What is needed =>
A word-for-word copy of the line containing "Output a JSON" and every following line to the end of the data below is all the answer should hold.

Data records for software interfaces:

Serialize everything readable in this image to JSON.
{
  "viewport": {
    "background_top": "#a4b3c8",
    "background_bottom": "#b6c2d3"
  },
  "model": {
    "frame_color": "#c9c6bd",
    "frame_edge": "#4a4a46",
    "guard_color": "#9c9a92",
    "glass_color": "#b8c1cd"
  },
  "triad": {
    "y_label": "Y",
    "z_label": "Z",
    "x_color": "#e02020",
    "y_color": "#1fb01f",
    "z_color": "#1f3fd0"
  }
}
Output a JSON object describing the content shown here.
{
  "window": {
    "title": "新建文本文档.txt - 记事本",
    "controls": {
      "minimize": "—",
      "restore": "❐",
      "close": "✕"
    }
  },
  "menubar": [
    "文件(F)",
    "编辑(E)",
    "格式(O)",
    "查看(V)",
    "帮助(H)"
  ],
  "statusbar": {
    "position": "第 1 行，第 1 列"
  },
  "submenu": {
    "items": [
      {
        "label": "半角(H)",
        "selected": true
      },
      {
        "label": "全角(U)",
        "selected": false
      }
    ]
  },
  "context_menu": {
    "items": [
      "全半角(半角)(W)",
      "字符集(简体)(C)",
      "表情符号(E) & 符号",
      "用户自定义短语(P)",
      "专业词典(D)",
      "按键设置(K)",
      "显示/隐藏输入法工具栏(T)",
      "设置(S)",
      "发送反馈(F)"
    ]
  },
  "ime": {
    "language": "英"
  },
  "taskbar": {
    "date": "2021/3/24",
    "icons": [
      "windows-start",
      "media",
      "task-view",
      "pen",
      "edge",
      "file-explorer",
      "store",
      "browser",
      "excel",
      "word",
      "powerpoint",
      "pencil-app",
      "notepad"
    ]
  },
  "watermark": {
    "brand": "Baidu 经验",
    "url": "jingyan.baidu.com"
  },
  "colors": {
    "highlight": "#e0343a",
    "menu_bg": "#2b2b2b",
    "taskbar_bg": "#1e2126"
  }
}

Reply =>
Output a JSON object describing the content shown here.
{
  "window": {
    "title": "新建文本文档.txt - 记事本",
    "controls": {
      "minimize": "—",
      "restore": "❐",
      "close": "✕"
    }
  },
  "menubar": [
    "文件(F)",
    "编辑(E)",
    "格式(O)",
    "查看(V)",
    "帮助(H)"
  ],
  "statusbar": {
    "position": "第 1 行，第 1 列"
  },
  "submenu": {
    "items": [
      {
        "label": "半角(H)",
        "selected": true
      },
      {
        "label": "全角(U)",
        "selected": false
      }
    ]
  },
  "context_menu": {
    "items": [
      "全半角(半角)(W)",
      "字符集(简体)(C)",
      "表情符号(E) & 符号",
      "用户自定义短语(P)",
      "专业词典(D)",
      "按键设置(K)",
      "显示/隐藏输入法工具栏(T)",
      "设置(S)",
      "发送反馈(F)"
    ]
  },
  "ime": {
    "language": "英"
  },
  "taskbar": {
    "date": "2021/3/24",
    "icons": [
      "windows-start",
      "media",
      "task-view",
      "pen",
      "edge",
      "file-explorer",
      "store",
      "browser",
      "excel",
      "word",
      "powerpoint",
      "pencil-app",
      "notepad"
    ]
  },
  "watermark": {
    "brand": "Baidu 经验",
    "url": "jingyan.baidu.com"
  },
  "colors": {
    "highlight": "#e0343a",
    "menu_bg": "#2b2b2b",
    "taskbar_bg": "#1e2126"
  }
}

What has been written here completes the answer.